The bill, SB 1300, amends the California Fair Employment and Housing Act to prohibit employees from being required to sign agreements preventing the disclosure of illegal acts, including sexual harassment, in the workplace. It also bars employers from requiring employees to release claims under FEHA in exchange for a bonus, raise or condition of employment.
In the past, employers could be held liable for the sexual harassment of workers, interns, volunteers and contractors by non-employees if the employer knew, or should have known, about the conduct and failed to take appropriate action. SB 1300 expands the acts for which an employer may be held liable to include any act of harassment prohibited under FEHA.
The legislation also requires employers with 50 or more employees to provide at least two hours of training and education regarding sexual harassment to all supervisory employees. Such training and education must take place at least once every two years.
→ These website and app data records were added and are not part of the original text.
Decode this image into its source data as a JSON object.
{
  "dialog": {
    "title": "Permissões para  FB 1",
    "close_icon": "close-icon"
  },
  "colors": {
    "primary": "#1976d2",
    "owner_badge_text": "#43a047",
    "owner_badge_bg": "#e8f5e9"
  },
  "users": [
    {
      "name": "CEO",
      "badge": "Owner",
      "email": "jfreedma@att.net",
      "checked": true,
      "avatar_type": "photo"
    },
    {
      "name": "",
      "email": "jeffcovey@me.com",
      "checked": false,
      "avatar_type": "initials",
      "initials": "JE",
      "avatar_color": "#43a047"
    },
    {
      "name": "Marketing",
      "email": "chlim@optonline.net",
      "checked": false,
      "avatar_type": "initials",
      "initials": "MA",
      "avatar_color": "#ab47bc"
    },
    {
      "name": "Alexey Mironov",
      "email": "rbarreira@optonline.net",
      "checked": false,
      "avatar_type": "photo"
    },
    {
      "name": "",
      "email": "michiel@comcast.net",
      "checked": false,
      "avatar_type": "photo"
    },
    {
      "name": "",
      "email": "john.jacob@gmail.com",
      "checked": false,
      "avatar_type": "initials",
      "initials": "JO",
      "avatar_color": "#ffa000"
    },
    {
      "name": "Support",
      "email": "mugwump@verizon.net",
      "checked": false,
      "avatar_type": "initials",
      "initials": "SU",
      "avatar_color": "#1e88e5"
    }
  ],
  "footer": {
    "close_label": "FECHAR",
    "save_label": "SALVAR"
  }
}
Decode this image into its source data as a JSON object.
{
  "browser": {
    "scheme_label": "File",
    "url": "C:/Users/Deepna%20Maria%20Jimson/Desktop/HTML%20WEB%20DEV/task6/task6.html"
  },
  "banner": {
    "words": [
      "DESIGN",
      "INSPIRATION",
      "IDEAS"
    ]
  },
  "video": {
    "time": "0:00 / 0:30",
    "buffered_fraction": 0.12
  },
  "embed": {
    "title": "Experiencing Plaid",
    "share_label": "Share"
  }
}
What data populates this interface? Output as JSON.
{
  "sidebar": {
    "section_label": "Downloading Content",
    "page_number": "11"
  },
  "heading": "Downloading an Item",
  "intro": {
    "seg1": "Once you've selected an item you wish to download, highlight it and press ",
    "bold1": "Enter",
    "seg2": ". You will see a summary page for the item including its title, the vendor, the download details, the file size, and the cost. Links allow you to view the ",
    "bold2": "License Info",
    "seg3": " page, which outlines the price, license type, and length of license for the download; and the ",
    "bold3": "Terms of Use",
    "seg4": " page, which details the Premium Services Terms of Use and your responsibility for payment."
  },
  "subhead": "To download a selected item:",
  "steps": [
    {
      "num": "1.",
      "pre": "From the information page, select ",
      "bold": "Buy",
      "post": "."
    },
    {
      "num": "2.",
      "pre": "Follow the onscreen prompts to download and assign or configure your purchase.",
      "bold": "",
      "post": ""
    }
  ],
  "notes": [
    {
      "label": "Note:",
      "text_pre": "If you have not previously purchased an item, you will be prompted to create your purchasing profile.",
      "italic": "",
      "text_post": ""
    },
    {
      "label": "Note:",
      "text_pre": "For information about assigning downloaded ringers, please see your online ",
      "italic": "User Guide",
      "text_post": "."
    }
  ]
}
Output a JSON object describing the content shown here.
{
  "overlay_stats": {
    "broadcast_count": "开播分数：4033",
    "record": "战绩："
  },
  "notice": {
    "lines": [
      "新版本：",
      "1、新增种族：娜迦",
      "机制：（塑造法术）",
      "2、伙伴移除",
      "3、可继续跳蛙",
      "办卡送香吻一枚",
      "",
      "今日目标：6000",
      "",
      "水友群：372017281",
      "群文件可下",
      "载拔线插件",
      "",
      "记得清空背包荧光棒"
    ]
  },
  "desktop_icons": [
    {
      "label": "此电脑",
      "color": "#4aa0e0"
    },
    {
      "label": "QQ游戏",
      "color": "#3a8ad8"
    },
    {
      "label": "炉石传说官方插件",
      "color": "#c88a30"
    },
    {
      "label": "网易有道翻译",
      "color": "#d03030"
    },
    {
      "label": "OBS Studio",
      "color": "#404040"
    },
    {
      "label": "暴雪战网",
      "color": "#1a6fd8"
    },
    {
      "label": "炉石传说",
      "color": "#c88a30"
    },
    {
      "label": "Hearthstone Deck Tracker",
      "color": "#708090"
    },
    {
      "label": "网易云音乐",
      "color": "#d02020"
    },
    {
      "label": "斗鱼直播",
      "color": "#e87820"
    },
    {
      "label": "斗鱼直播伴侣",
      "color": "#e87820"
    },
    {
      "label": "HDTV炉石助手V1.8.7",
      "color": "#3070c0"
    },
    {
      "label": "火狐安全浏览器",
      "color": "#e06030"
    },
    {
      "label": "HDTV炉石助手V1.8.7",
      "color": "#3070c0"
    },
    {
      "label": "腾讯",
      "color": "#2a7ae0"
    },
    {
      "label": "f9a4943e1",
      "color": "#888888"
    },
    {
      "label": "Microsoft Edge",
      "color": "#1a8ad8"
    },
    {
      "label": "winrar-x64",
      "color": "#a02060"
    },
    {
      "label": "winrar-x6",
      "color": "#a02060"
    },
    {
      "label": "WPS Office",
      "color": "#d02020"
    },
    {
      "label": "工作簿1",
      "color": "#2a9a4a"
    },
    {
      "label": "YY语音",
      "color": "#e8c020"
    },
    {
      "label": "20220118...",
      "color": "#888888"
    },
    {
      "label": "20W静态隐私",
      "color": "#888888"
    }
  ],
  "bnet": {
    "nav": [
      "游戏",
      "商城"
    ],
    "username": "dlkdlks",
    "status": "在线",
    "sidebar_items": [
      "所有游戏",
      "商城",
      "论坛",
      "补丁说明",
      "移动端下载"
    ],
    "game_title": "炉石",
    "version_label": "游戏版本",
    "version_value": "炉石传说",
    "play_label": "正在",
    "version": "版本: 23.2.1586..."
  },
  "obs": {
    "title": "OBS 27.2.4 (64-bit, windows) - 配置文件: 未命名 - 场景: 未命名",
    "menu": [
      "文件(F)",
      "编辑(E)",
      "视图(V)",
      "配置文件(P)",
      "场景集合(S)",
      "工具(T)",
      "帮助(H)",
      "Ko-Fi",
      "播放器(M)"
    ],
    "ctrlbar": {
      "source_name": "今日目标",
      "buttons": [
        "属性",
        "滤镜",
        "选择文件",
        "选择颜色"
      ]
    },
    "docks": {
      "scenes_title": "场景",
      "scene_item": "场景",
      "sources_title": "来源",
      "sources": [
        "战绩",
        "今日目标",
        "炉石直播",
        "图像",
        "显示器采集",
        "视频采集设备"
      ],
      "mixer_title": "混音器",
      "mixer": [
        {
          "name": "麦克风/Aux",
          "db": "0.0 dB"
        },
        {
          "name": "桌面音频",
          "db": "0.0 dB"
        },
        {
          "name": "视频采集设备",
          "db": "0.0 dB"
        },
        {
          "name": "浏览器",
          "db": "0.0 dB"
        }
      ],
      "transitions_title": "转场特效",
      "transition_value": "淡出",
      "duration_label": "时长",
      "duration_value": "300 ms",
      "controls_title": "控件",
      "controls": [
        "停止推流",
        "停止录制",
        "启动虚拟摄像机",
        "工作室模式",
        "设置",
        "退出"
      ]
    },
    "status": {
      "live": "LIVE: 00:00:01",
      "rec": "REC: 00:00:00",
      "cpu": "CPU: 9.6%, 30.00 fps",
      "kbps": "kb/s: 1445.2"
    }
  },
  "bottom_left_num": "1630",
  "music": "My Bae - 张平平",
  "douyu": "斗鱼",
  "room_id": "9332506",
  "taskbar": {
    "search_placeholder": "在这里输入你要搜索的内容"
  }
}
Rejecting, Approving Court Decisions
The legislation explicitly overturns prior court rulings that limited sexual harassment lawsuits.
For example, it rejects a 2000 ruling from the U.S. Court of Appeals for the Ninth Circuit to determine what conduct is sufficiently severe or pervasive to constitute a violation of FEHA. It states that a single incident of harassing conduct can be sufficient to create a triable issue regarding the existence of a hostile work environment. Advocates of the bill, including the Equal Rights Advocates, said the change addresses the “one free grope” standard.
The legislation expresses approval for U.S. Supreme Court Justice Ruth Bader Ginsburg’s concurring opinion in Harris v. Forklift Systems, a 1993 case in which the Supreme Court clarified the definition of a hostile or abusive work environment. Justice Ginsburg wrote that a plaintiff doesn’t need to prove his or her productivity suffered as a result of the harassment. “It suffices,” the justice wrote, “to prove that a reasonable person subjected to the discriminatory conduct would find…that the harassment so altered working conditions as to make it more difficult to do the job.”
It also affirmed the rejection of the so-called stray remarks doctrine, stating a discriminatory remark may be circumstantial evidence of discrimination, even if it is not made in the context of an employment decision or by a person who is not a decision maker. In addition, the legislation states that harassment cases involve issues that are “not determinable on paper” and are rarely appropriate for disposition on summary judgment.
The bill is one of three that Gov. Brown signed recently that will create new obligations for California employers and make it easier for workers to bring claims for sexual harassment and discrimination in the workplace. Employers should review their anti-harassment policies to make sure they are in compliance with the new law and update any non-disclosure agreements.